Taking Back our Voting Rights
Posted on January 02, 2012 by Amanda Beals
Last month, Attorney General Eric Holder gave a speech at the Lyndon B. Johnson Presidential Library and Museum in Texas stating the White House’s commitment to protect the civil rights and voting rights of all Americans. In an interview, Holder stated, ““We are a better nation now than we were because more people are involved in the electoral process. The beauty of this nation, the strength of this nation, is its diversity, and when we try to exclude people from being involved in the process . . .we weaken the fabric of this country.’’
These are very powerful words coming from Attorney General Holder. The United States is, and has always been, made up of a very large population of diverse people with diverse needs. At the founding of our country, with voting rights and civil rights relegated to only a small part of the population, many groups were forced to live in conditions that were not ideal. With the following Civil Rights Movement and Disability Rights Movement, we have been able to chip away at those injustices our ancestors were forced to live with and tear down the barriers that have kept us from living an independent, fulfilling life.

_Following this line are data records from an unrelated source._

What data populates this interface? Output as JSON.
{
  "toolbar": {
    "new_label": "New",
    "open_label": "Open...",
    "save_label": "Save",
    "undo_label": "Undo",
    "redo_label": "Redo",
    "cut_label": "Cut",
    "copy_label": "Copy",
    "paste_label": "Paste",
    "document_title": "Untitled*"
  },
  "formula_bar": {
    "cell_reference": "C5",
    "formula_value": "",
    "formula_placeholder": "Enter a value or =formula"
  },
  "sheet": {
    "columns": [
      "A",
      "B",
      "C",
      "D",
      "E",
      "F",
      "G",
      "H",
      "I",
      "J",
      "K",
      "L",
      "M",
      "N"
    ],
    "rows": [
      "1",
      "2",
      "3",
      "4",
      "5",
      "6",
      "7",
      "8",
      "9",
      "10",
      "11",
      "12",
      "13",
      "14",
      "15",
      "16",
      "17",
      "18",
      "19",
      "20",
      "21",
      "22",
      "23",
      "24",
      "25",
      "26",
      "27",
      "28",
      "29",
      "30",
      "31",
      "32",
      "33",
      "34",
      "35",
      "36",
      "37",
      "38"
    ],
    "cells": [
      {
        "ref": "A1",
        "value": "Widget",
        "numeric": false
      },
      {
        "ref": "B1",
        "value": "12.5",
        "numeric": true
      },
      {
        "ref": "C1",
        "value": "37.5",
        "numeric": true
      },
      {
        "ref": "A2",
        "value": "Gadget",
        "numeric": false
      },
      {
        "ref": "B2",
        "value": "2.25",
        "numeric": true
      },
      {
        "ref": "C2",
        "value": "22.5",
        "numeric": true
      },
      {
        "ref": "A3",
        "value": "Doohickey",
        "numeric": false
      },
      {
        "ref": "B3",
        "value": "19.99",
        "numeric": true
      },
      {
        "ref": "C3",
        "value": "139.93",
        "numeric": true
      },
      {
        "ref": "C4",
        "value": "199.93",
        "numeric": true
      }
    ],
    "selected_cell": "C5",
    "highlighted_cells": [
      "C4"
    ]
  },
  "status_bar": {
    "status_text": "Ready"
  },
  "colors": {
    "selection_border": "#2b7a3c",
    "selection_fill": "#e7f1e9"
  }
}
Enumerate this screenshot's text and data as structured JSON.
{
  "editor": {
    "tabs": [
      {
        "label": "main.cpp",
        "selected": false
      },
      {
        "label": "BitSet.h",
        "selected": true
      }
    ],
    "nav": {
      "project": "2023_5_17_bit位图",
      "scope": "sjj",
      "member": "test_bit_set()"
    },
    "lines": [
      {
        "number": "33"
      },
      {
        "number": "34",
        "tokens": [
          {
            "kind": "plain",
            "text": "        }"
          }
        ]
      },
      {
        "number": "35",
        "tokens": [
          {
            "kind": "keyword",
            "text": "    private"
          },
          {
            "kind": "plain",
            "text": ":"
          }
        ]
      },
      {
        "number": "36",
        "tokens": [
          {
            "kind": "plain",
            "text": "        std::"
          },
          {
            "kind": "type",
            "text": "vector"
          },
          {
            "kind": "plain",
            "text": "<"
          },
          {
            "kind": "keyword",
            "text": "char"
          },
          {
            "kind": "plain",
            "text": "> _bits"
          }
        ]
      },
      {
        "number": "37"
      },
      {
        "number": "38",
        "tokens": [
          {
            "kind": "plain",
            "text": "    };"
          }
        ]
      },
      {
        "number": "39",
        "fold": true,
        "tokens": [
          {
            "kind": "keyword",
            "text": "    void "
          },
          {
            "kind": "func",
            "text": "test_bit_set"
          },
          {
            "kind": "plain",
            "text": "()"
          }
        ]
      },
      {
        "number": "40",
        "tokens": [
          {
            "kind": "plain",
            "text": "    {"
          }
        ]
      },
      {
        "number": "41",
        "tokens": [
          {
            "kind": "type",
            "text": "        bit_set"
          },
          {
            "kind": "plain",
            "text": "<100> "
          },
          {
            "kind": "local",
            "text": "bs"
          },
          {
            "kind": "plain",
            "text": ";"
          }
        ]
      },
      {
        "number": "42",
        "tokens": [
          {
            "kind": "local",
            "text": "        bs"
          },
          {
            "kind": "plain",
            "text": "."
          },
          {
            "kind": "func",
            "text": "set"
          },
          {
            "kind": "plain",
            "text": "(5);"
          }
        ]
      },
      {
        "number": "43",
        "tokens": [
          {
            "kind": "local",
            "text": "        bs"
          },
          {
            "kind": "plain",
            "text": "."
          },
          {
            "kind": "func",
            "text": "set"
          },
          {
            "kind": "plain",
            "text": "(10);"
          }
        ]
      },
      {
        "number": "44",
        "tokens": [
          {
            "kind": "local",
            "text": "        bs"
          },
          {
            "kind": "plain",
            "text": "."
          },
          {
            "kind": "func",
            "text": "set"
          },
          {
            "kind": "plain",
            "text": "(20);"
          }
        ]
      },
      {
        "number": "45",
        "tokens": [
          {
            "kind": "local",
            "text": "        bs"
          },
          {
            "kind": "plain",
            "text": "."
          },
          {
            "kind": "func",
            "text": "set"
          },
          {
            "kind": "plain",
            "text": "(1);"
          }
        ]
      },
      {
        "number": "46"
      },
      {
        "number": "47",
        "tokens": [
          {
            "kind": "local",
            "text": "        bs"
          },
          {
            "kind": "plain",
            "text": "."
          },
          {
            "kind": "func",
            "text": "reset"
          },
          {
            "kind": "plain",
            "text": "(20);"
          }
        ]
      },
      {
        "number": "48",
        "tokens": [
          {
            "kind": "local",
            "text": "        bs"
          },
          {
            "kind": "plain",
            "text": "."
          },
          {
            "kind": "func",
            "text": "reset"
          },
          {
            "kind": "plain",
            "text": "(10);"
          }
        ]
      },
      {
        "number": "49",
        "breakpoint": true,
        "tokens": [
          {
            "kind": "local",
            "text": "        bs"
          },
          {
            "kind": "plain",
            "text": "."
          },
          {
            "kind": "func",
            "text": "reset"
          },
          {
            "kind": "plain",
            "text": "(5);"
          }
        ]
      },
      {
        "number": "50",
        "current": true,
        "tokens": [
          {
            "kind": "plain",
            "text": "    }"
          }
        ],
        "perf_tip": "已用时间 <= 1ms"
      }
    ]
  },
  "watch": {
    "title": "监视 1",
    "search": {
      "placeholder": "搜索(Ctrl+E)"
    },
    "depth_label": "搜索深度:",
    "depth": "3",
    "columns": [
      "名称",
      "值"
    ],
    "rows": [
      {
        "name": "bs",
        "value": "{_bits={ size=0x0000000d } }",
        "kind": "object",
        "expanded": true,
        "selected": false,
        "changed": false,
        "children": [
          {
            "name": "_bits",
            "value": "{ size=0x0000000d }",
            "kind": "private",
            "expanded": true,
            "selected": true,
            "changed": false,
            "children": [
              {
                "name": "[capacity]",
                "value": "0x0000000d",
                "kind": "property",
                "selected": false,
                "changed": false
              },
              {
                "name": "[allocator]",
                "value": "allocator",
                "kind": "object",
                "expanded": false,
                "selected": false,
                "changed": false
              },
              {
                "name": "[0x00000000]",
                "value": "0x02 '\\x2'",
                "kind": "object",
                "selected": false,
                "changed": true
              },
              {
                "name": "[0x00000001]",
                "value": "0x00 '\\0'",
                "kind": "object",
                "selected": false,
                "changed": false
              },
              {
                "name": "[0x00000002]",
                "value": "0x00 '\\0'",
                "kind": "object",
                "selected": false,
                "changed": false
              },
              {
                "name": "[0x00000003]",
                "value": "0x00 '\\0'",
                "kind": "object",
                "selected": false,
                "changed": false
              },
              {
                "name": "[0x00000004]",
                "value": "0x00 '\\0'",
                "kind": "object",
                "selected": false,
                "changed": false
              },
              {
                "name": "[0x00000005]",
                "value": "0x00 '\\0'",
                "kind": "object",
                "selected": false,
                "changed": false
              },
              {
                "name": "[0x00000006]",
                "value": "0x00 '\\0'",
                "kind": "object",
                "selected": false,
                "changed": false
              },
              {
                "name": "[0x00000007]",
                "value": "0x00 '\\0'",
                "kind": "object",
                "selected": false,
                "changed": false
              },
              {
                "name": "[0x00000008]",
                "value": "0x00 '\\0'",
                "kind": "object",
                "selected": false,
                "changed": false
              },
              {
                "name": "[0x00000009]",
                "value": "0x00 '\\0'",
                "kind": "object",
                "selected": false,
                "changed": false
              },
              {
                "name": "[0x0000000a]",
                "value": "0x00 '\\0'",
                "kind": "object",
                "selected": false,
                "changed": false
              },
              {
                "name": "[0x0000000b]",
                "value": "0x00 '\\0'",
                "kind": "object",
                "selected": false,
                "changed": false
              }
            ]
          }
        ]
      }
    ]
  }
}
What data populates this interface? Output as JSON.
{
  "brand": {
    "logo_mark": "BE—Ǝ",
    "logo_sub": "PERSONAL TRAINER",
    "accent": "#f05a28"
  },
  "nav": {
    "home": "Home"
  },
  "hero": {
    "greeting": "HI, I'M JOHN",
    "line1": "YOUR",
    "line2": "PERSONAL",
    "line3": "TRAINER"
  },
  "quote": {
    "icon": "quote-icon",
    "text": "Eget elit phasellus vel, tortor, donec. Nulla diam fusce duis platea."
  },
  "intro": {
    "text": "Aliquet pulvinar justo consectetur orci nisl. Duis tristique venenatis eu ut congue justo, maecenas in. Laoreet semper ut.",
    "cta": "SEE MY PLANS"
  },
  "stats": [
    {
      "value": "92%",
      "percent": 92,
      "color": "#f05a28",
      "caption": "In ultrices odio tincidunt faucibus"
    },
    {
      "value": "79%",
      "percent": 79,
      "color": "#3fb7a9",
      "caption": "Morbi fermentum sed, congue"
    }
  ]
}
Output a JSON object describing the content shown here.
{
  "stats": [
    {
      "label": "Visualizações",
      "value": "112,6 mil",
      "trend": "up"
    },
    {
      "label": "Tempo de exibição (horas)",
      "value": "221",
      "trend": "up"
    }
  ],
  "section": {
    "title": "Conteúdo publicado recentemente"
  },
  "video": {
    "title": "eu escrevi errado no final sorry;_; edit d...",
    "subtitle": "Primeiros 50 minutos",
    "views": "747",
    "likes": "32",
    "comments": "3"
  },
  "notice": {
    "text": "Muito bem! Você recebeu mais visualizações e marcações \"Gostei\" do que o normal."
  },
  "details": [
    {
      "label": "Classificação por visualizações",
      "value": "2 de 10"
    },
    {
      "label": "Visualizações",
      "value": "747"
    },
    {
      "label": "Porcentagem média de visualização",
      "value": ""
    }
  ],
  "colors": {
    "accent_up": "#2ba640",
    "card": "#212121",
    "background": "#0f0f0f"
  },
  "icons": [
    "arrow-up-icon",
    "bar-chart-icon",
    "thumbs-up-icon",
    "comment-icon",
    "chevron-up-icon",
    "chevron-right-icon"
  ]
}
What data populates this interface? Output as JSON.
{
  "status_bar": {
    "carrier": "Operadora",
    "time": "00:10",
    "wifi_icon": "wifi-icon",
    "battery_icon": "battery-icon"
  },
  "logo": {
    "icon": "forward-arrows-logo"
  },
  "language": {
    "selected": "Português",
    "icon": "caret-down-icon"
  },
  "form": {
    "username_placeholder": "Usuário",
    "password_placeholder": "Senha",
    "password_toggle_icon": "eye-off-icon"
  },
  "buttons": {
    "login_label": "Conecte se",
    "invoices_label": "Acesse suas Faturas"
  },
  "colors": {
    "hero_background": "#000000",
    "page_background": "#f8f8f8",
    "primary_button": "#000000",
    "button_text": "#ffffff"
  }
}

Right now, the focus seems to be on new Election Laws and whether or not political players are sacrificing our rights for their gain. I think an even bigger concern should be on how we have been sabotaging our own rights and our own voices each election year. While some new laws have been labeled as “excluding people from being involved in the process” an even bigger problem within our disability community is how we exclude ourselves from making a difference during election years.
Ten years ago, people with disabilities were voting at levels that were much lower than the general population. This means we had less power and influence over the policies that affected our lives every day…access to transportation, affordable healthcare, education, even access to public buildings. Since then, we have seen a great increase in political participation from the disability community followed by major gains in disability policies and a better, more inclusive society for everyone. As much progress has been made, you will undoubtedly agree there is still a lot of work left to be done. Yet, as I talk to people with disabilities across the state, I still hear the self-defeating statements and attempts to exclude ourselves that have been heard for such a long time. “Voting doesn’t matter anyway” “People in Jefferson City are going to do what they want anyway, voting won’t change that.” Participation in Primary elections is extremely low, especially for people in the disability community. No Voter ID or Election Law changes can have any effect on us if we continue to be the biggest enemies to our own civil rights.
As we start out this new election year, I ask that all of you make a commitment to protect your rights and your voices during the election cycle. Register and Vote during each election. Make sure the issues that you deal with every day are the issues that policy makers are talking about and working on throughout the year. The first way you can do that is to register and vote in the Presidential Primary, February 7, 2012. The Voter Registration Deadline is next week, January 11. There is still time to register and ensure that your voice will be heard throughout the election year.